▸ Task goal
What is needed is a verbatim copy of all the records.

----------

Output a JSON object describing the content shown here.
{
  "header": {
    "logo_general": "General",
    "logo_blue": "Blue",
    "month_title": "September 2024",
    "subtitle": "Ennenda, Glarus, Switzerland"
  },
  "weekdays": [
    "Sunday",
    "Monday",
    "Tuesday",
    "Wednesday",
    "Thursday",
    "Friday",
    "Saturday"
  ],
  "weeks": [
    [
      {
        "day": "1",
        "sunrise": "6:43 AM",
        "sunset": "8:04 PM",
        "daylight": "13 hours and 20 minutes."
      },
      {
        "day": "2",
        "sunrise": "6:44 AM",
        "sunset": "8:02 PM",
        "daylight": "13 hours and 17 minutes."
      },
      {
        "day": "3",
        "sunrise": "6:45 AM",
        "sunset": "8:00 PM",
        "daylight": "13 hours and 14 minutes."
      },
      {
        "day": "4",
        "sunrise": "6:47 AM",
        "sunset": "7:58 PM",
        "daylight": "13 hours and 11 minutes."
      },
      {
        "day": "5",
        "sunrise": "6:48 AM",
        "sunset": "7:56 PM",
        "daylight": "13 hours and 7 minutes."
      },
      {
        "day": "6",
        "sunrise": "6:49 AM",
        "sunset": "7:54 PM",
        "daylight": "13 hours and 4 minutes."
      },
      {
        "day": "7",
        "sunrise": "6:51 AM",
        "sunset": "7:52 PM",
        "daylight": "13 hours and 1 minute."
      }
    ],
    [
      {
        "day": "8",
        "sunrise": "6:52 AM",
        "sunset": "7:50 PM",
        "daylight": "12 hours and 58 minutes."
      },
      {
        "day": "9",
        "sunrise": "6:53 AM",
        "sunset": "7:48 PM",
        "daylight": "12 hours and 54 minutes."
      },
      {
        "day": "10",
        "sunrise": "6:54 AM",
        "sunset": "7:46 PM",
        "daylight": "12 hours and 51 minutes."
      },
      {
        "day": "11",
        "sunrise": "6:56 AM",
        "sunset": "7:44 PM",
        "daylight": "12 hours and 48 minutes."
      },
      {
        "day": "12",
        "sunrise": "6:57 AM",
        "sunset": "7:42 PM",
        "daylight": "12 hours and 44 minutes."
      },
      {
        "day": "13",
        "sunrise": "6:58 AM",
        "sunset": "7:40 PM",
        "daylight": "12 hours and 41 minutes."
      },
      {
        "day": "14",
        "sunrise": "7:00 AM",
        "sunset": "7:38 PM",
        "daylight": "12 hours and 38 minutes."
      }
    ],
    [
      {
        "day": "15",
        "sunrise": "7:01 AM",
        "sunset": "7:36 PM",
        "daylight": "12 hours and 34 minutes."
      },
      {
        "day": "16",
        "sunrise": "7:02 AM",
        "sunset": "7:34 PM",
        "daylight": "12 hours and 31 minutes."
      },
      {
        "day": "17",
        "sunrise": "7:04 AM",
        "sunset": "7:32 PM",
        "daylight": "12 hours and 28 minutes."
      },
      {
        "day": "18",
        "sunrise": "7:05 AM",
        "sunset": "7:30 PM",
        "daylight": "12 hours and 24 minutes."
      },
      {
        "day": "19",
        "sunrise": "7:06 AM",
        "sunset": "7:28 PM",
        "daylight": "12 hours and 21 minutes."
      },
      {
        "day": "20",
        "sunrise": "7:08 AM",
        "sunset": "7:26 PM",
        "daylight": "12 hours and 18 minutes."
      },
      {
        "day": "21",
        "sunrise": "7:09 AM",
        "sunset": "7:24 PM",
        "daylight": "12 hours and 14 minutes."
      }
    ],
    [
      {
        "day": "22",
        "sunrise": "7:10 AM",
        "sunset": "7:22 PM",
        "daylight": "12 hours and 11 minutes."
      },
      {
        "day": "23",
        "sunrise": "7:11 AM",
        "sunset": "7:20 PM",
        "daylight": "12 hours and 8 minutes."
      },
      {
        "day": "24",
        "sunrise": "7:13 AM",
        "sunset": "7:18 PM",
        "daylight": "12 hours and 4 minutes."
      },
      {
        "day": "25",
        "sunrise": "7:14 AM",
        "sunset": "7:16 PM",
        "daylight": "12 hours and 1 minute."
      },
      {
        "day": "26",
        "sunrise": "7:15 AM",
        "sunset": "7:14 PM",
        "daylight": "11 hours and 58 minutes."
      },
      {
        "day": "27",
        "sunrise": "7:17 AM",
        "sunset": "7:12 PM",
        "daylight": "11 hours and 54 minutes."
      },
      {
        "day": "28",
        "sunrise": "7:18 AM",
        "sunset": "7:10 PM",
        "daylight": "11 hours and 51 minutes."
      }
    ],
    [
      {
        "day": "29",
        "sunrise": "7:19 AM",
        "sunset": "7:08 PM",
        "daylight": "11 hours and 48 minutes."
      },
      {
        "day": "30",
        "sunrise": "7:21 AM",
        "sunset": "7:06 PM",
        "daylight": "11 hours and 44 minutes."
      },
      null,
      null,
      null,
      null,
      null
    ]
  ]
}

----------

▸ Output of the exercise
Output a JSON object describing the content shown here.
{
  "header": {
    "logo_general": "General",
    "logo_blue": "Blue",
    "month_title": "September 2024",
    "subtitle": "Ennenda, Glarus, Switzerland"
  },
  "weekdays": [
    "Sunday",
    "Monday",
    "Tuesday",
    "Wednesday",
    "Thursday",
    "Friday",
    "Saturday"
  ],
  "weeks": [
    [
      {
        "day": "1",
        "sunrise": "6:43 AM",
        "sunset": "8:04 PM",
        "daylight": "13 hours and 20 minutes."
      },
      {
        "day": "2",
        "sunrise": "6:44 AM",
        "sunset": "8:02 PM",
        "daylight": "13 hours and 17 minutes."
      },
      {
        "day": "3",
        "sunrise": "6:45 AM",
        "sunset": "8:00 PM",
        "daylight": "13 hours and 14 minutes."
      },
      {
        "day": "4",
        "sunrise": "6:47 AM",
        "sunset": "7:58 PM",
        "daylight": "13 hours and 11 minutes."
      },
      {
        "day": "5",
        "sunrise": "6:48 AM",
        "sunset": "7:56 PM",
        "daylight": "13 hours and 7 minutes."
      },
      {
        "day": "6",
        "sunrise": "6:49 AM",
        "sunset": "7:54 PM",
        "daylight": "13 hours and 4 minutes."
      },
      {
        "day": "7",
        "sunrise": "6:51 AM",
        "sunset": "7:52 PM",
        "daylight": "13 hours and 1 minute."
      }
    ],
    [
      {
        "day": "8",
        "sunrise": "6:52 AM",
        "sunset": "7:50 PM",
        "daylight": "12 hours and 58 minutes."
      },
      {
        "day": "9",
        "sunrise": "6:53 AM",
        "sunset": "7:48 PM",
        "daylight": "12 hours and 54 minutes."
      },
      {
        "day": "10",
        "sunrise": "6:54 AM",
        "sunset": "7:46 PM",
        "daylight": "12 hours and 51 minutes."
      },
      {
        "day": "11",
        "sunrise": "6:56 AM",
        "sunset": "7:44 PM",
        "daylight": "12 hours and 48 minutes."
      },
      {
        "day": "12",
        "sunrise": "6:57 AM",
        "sunset": "7:42 PM",
        "daylight": "12 hours and 44 minutes."
      },
      {
        "day": "13",
        "sunrise": "6:58 AM",
        "sunset": "7:40 PM",
        "daylight": "12 hours and 41 minutes."
      },
      {
        "day": "14",
        "sunrise": "7:00 AM",
        "sunset": "7:38 PM",
        "daylight": "12 hours and 38 minutes."
      }
    ],
    [
      {
        "day": "15",
        "sunrise": "7:01 AM",
        "sunset": "7:36 PM",
        "daylight": "12 hours and 34 minutes."
      },
      {
        "day": "16",
        "sunrise": "7:02 AM",
        "sunset": "7:34 PM",
        "daylight": "12 hours and 31 minutes."
      },
      {
        "day": "17",
        "sunrise": "7:04 AM",
        "sunset": "7:32 PM",
        "daylight": "12 hours and 28 minutes."
      },
      {
        "day": "18",
        "sunrise": "7:05 AM",
        "sunset": "7:30 PM",
        "daylight": "12 hours and 24 minutes."
      },
      {
        "day": "19",
        "sunrise": "7:06 AM",
        "sunset": "7:28 PM",
        "daylight": "12 hours and 21 minutes."
      },
      {
        "day": "20",
        "sunrise": "7:08 AM",
        "sunset": "7:26 PM",
        "daylight": "12 hours and 18 minutes."
      },
      {
        "day": "21",
        "sunrise": "7:09 AM",
        "sunset": "7:24 PM",
        "daylight": "12 hours and 14 minutes."
      }
    ],
    [
      {
        "day": "22",
        "sunrise": "7:10 AM",
        "sunset": "7:22 PM",
        "daylight": "12 hours and 11 minutes."
      },
      {
        "day": "23",
        "sunrise": "7:11 AM",
        "sunset": "7:20 PM",
        "daylight": "12 hours and 8 minutes."
      },
      {
        "day": "24",
        "sunrise": "7:13 AM",
        "sunset": "7:18 PM",
        "daylight": "12 hours and 4 minutes."
      },
      {
        "day": "25",
        "sunrise": "7:14 AM",
        "sunset": "7:16 PM",
        "daylight": "12 hours and 1 minute."
      },
      {
        "day": "26",
        "sunrise": "7:15 AM",
        "sunset": "7:14 PM",
        "daylight": "11 hours and 58 minutes."
      },
      {
        "day": "27",
        "sunrise": "7:17 AM",
        "sunset": "7:12 PM",
        "daylight": "11 hours and 54 minutes."
      },
      {
        "day": "28",
        "sunrise": "7:18 AM",
        "sunset": "7:10 PM",
        "daylight": "11 hours and 51 minutes."
      }
    ],
    [
      {
        "day": "29",
        "sunrise": "7:19 AM",
        "sunset": "7:08 PM",
        "daylight": "11 hours and 48 minutes."
      },
      {
        "day": "30",
        "sunrise": "7:21 AM",
        "sunset": "7:06 PM",
        "daylight": "11 hours and 44 minutes."
      },
      null,
      null,
      null,
      null,
      null
    ]
  ]
}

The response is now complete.